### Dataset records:
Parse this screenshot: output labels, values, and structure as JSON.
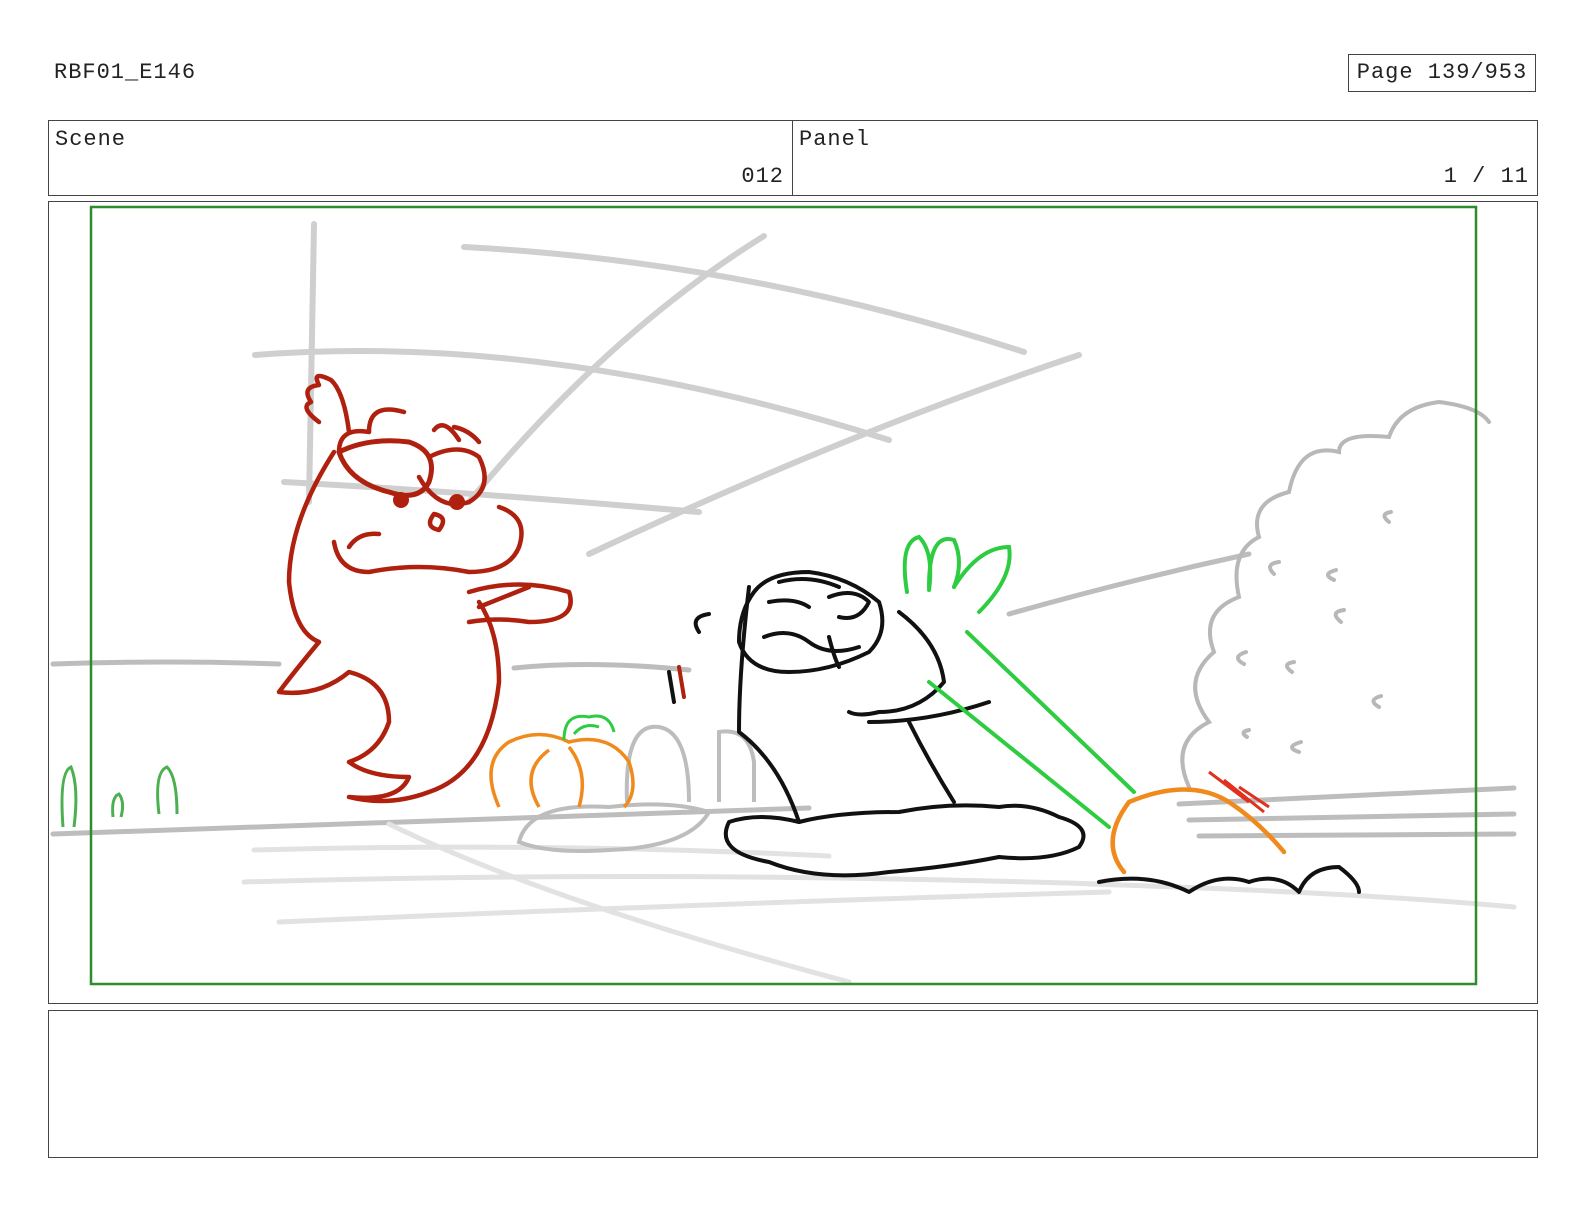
{
  "header": {
    "episode_id": "RBF01_E146",
    "page_label": "Page 139/953"
  },
  "info_bar": {
    "scene_label": "Scene",
    "scene_value": "012",
    "panel_label": "Panel",
    "panel_value": "1 / 11"
  },
  "drawing": {
    "description_colors": {
      "background_lines": "#cccccc",
      "safe_frame": "#2e8b2e",
      "character_red": "#b0200e",
      "character_black": "#111111",
      "pumpkin_orange": "#f08a1c",
      "leaf_green": "#2ecc40"
    }
  },
  "notes": {
    "text": ""
  }
}
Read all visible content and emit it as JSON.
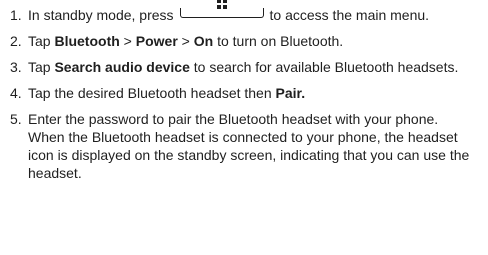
{
  "steps": [
    {
      "num": "1.",
      "before": "In standby mode, press",
      "icon": "menu-key-icon",
      "after": "to access the main menu."
    },
    {
      "num": "2.",
      "t1": "Tap ",
      "b1": "Bluetooth",
      "t2": " > ",
      "b2": "Power",
      "t3": " > ",
      "b3": "On",
      "t4": " to turn on Bluetooth."
    },
    {
      "num": "3.",
      "t1": "Tap ",
      "b1": "Search audio device",
      "t2": " to search for available Bluetooth headsets."
    },
    {
      "num": "4.",
      "t1": "Tap the desired Bluetooth headset then ",
      "b1": "Pair."
    },
    {
      "num": "5.",
      "t1": "Enter the password to pair the Bluetooth headset with your phone.",
      "t2": "When the Bluetooth headset is connected to your phone, the headset icon is displayed on the standby screen, indicating that you can use the headset."
    }
  ]
}
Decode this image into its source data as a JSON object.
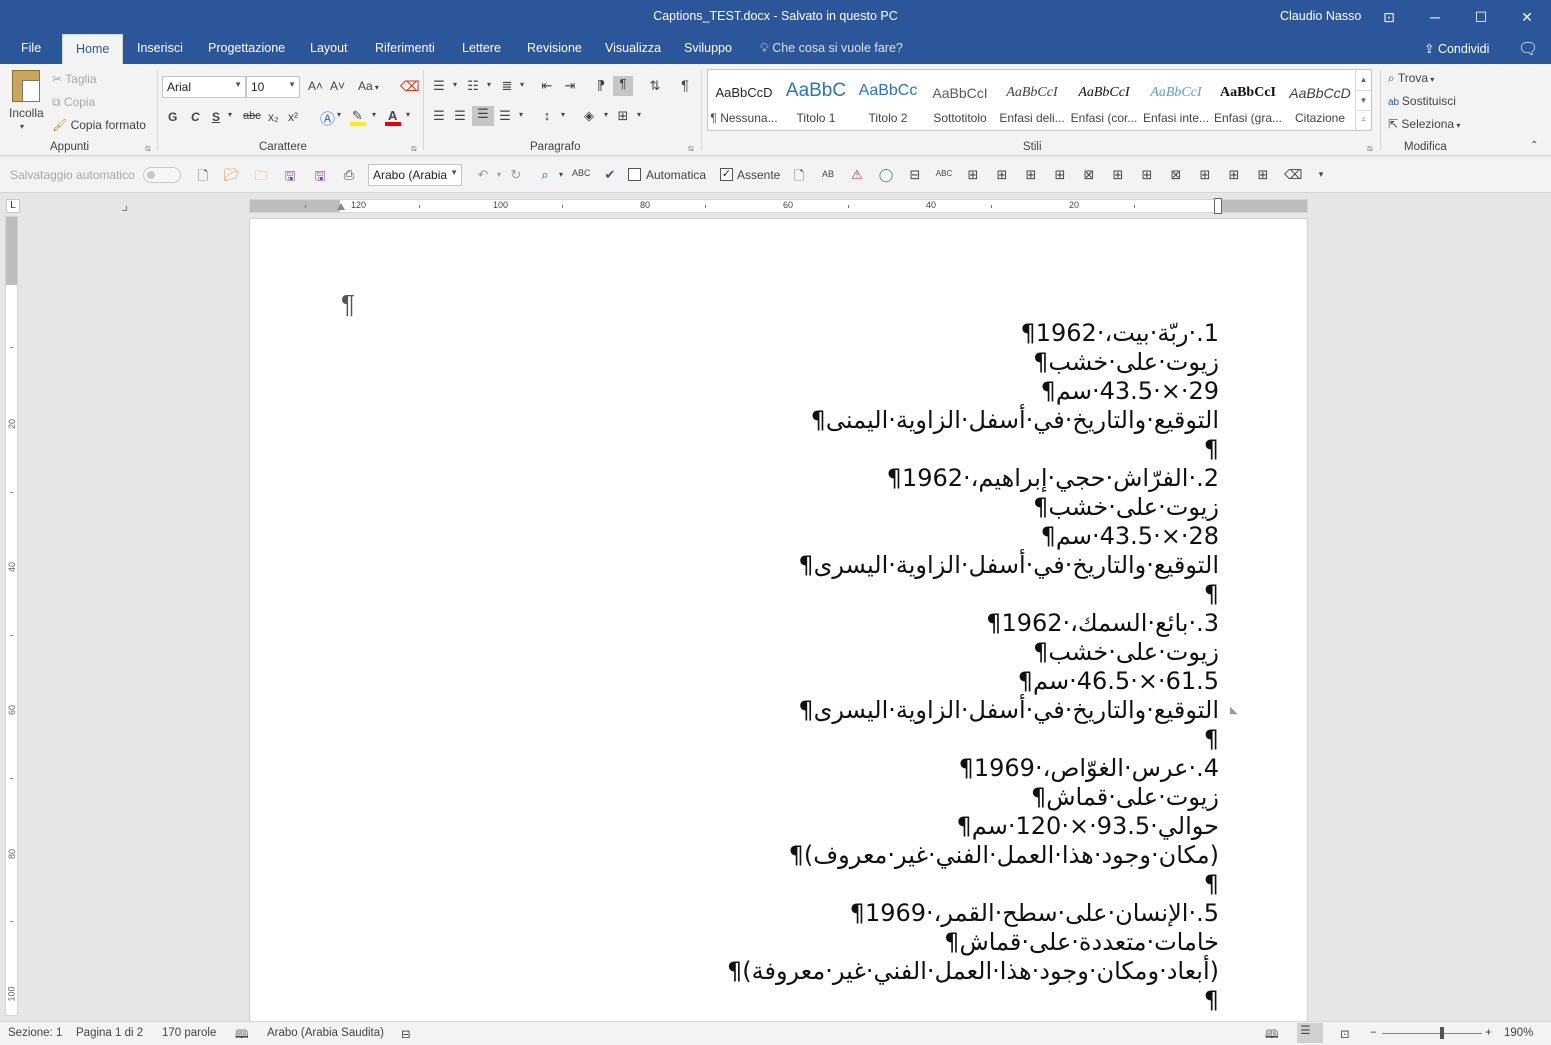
{
  "window": {
    "title": "Captions_TEST.docx - Salvato in questo PC",
    "user": "Claudio Nasso",
    "ribbon_display_icon": "ribbon-display-icon",
    "minimize_icon": "minimize-icon",
    "maximize_icon": "maximize-icon",
    "close_icon": "close-icon"
  },
  "tabs": [
    {
      "label": "File"
    },
    {
      "label": "Home",
      "active": true
    },
    {
      "label": "Inserisci"
    },
    {
      "label": "Progettazione"
    },
    {
      "label": "Layout"
    },
    {
      "label": "Riferimenti"
    },
    {
      "label": "Lettere"
    },
    {
      "label": "Revisione"
    },
    {
      "label": "Visualizza"
    },
    {
      "label": "Sviluppo"
    }
  ],
  "tellme": "Che cosa si vuole fare?",
  "share": "Condividi",
  "clipboard": {
    "paste": "Incolla",
    "cut": "Taglia",
    "copy": "Copia",
    "format_painter": "Copia formato",
    "group": "Appunti"
  },
  "font": {
    "name": "Arial",
    "size": "10",
    "group": "Carattere",
    "bold": "G",
    "italic": "C",
    "underline": "S",
    "strike": "abc",
    "subscript": "x₂",
    "superscript": "x²",
    "grow": "A˄",
    "shrink": "A˅",
    "case": "Aa"
  },
  "paragraph": {
    "group": "Paragrafo"
  },
  "styles": {
    "group": "Stili",
    "items": [
      {
        "sample": "AaBbCcD",
        "name": "¶ Nessuna..."
      },
      {
        "sample": "AaBbC",
        "name": "Titolo 1"
      },
      {
        "sample": "AaBbCc",
        "name": "Titolo 2"
      },
      {
        "sample": "AaBbCcI",
        "name": "Sottotitolo"
      },
      {
        "sample": "AaBbCcI",
        "name": "Enfasi deli..."
      },
      {
        "sample": "AaBbCcI",
        "name": "Enfasi (cor..."
      },
      {
        "sample": "AaBbCcI",
        "name": "Enfasi inte..."
      },
      {
        "sample": "AaBbCcI",
        "name": "Enfasi (gra..."
      },
      {
        "sample": "AaBbCcD",
        "name": "Citazione"
      }
    ]
  },
  "editing": {
    "group": "Modifica",
    "find": "Trova",
    "replace": "Sostituisci",
    "select": "Seleziona"
  },
  "qat": {
    "autosave": "Salvataggio automatico",
    "language": "Arabo (Arabia",
    "automatica": "Automatica",
    "assente": "Assente"
  },
  "ruler": {
    "h_labels": [
      "120",
      "100",
      "80",
      "60",
      "40",
      "20"
    ],
    "v_labels": [
      "20",
      "40",
      "60",
      "80",
      "100"
    ]
  },
  "document": {
    "top_pilcrow": "¶",
    "lines": [
      "1.·ربّة·بيت،·1962¶",
      "زيوت·على·خشب¶",
      "29·×·43.5·سم¶",
      "التوقيع·والتاريخ·في·أسفل·الزاوية·اليمنى¶",
      "¶",
      "2.·الفرّاش·حجي·إبراهيم،·1962¶",
      "زيوت·على·خشب¶",
      "28·×·43.5·سم¶",
      "التوقيع·والتاريخ·في·أسفل·الزاوية·اليسرى¶",
      "¶",
      "3.·بائع·السمك،·1962¶",
      "زيوت·على·خشب¶",
      "61.5·×·46.5·سم¶",
      "التوقيع·والتاريخ·في·أسفل·الزاوية·اليسرى¶",
      "¶",
      "4.·عرس·الغوّاص،·1969¶",
      "زيوت·على·قماش¶",
      "حوالي·93.5·×·120·سم¶",
      "(مكان·وجود·هذا·العمل·الفني·غير·معروف)¶",
      "¶",
      "5.·الإنسان·على·سطح·القمر،·1969¶",
      "خامات·متعددة·على·قماش¶",
      "(أبعاد·ومكان·وجود·هذا·العمل·الفني·غير·معروفة)¶",
      "¶"
    ]
  },
  "status": {
    "section": "Sezione: 1",
    "page": "Pagina 1 di 2",
    "words": "170 parole",
    "language": "Arabo (Arabia Saudita)",
    "zoom": "190%"
  },
  "colors": {
    "accent": "#2b579a",
    "ribbon_bg": "#f3f3f3",
    "doc_bg": "#e6e6e6"
  }
}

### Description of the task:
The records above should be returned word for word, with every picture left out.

### Reply:
Parse this screenshot: output labels, values, and structure as JSON.
{
  "header": {
    "episode_id": "RBF01_E146",
    "page_label": "Page 139/953"
  },
  "info_bar": {
    "scene_label": "Scene",
    "scene_value": "012",
    "panel_label": "Panel",
    "panel_value": "1 / 11"
  },
  "drawing": {
    "description_colors": {
      "background_lines": "#cccccc",
      "safe_frame": "#2e8b2e",
      "character_red": "#b0200e",
      "character_black": "#111111",
      "pumpkin_orange": "#f08a1c",
      "leaf_green": "#2ecc40"
    }
  },
  "notes": {
    "text": ""
  }
}
Read all visible content and emit it as JSON.
{
  "steps": [
    {
      "num": "1.",
      "before": "In standby mode, press",
      "icon": "menu-key-icon",
      "after": "to access the main menu."
    },
    {
      "num": "2.",
      "t1": "Tap ",
      "b1": "Bluetooth",
      "t2": " > ",
      "b2": "Power",
      "t3": " > ",
      "b3": "On",
      "t4": " to turn on Bluetooth."
    },
    {
      "num": "3.",
      "t1": "Tap ",
      "b1": "Search audio device",
      "t2": " to search for available Bluetooth headsets."
    },
    {
      "num": "4.",
      "t1": "Tap the desired Bluetooth headset then ",
      "b1": "Pair."
    },
    {
      "num": "5.",
      "t1": "Enter the password to pair the Bluetooth headset with your phone.",
      "t2": "When the Bluetooth headset is connected to your phone, the headset icon is displayed on the standby screen, indicating that you can use the headset."
    }
  ]
}
Decode this image into its source data as a JSON object.
{
  "window": {
    "title": "Captions_TEST.docx - Salvato in questo PC",
    "user": "Claudio Nasso",
    "ribbon_display_icon": "ribbon-display-icon",
    "minimize_icon": "minimize-icon",
    "maximize_icon": "maximize-icon",
    "close_icon": "close-icon"
  },
  "tabs": [
    {
      "label": "File"
    },
    {
      "label": "Home",
      "active": true
    },
    {
      "label": "Inserisci"
    },
    {
      "label": "Progettazione"
    },
    {
      "label": "Layout"
    },
    {
      "label": "Riferimenti"
    },
    {
      "label": "Lettere"
    },
    {
      "label": "Revisione"
    },
    {
      "label": "Visualizza"
    },
    {
      "label": "Sviluppo"
    }
  ],
  "tellme": "Che cosa si vuole fare?",
  "share": "Condividi",
  "clipboard": {
    "paste": "Incolla",
    "cut": "Taglia",
    "copy": "Copia",
    "format_painter": "Copia formato",
    "group": "Appunti"
  },
  "font": {
    "name": "Arial",
    "size": "10",
    "group": "Carattere",
    "bold": "G",
    "italic": "C",
    "underline": "S",
    "strike": "abc",
    "subscript": "x₂",
    "superscript": "x²",
    "grow": "A˄",
    "shrink": "A˅",
    "case": "Aa"
  },
  "paragraph": {
    "group": "Paragrafo"
  },
  "styles": {
    "group": "Stili",
    "items": [
      {
        "sample": "AaBbCcD",
        "name": "¶ Nessuna..."
      },
      {
        "sample": "AaBbC",
        "name": "Titolo 1"
      },
      {
        "sample": "AaBbCc",
        "name": "Titolo 2"
      },
      {
        "sample": "AaBbCcI",
        "name": "Sottotitolo"
      },
      {
        "sample": "AaBbCcI",
        "name": "Enfasi deli..."
      },
      {
        "sample": "AaBbCcI",
        "name": "Enfasi (cor..."
      },
      {
        "sample": "AaBbCcI",
        "name": "Enfasi inte..."
      },
      {
        "sample": "AaBbCcI",
        "name": "Enfasi (gra..."
      },
      {
        "sample": "AaBbCcD",
        "name": "Citazione"
      }
    ]
  },
  "editing": {
    "group": "Modifica",
    "find": "Trova",
    "replace": "Sostituisci",
    "select": "Seleziona"
  },
  "qat": {
    "autosave": "Salvataggio automatico",
    "language": "Arabo (Arabia",
    "automatica": "Automatica",
    "assente": "Assente"
  },
  "ruler": {
    "h_labels": [
      "120",
      "100",
      "80",
      "60",
      "40",
      "20"
    ],
    "v_labels": [
      "20",
      "40",
      "60",
      "80",
      "100"
    ]
  },
  "document": {
    "top_pilcrow": "¶",
    "lines": [
      "1.·ربّة·بيت،·1962¶",
      "زيوت·على·خشب¶",
      "29·×·43.5·سم¶",
      "التوقيع·والتاريخ·في·أسفل·الزاوية·اليمنى¶",
      "¶",
      "2.·الفرّاش·حجي·إبراهيم،·1962¶",
      "زيوت·على·خشب¶",
      "28·×·43.5·سم¶",
      "التوقيع·والتاريخ·في·أسفل·الزاوية·اليسرى¶",
      "¶",
      "3.·بائع·السمك،·1962¶",
      "زيوت·على·خشب¶",
      "61.5·×·46.5·سم¶",
      "التوقيع·والتاريخ·في·أسفل·الزاوية·اليسرى¶",
      "¶",
      "4.·عرس·الغوّاص،·1969¶",
      "زيوت·على·قماش¶",
      "حوالي·93.5·×·120·سم¶",
      "(مكان·وجود·هذا·العمل·الفني·غير·معروف)¶",
      "¶",
      "5.·الإنسان·على·سطح·القمر،·1969¶",
      "خامات·متعددة·على·قماش¶",
      "(أبعاد·ومكان·وجود·هذا·العمل·الفني·غير·معروفة)¶",
      "¶"
    ]
  },
  "status": {
    "section": "Sezione: 1",
    "page": "Pagina 1 di 2",
    "words": "170 parole",
    "language": "Arabo (Arabia Saudita)",
    "zoom": "190%"
  },
  "colors": {
    "accent": "#2b579a",
    "ribbon_bg": "#f3f3f3",
    "doc_bg": "#e6e6e6"
  }
}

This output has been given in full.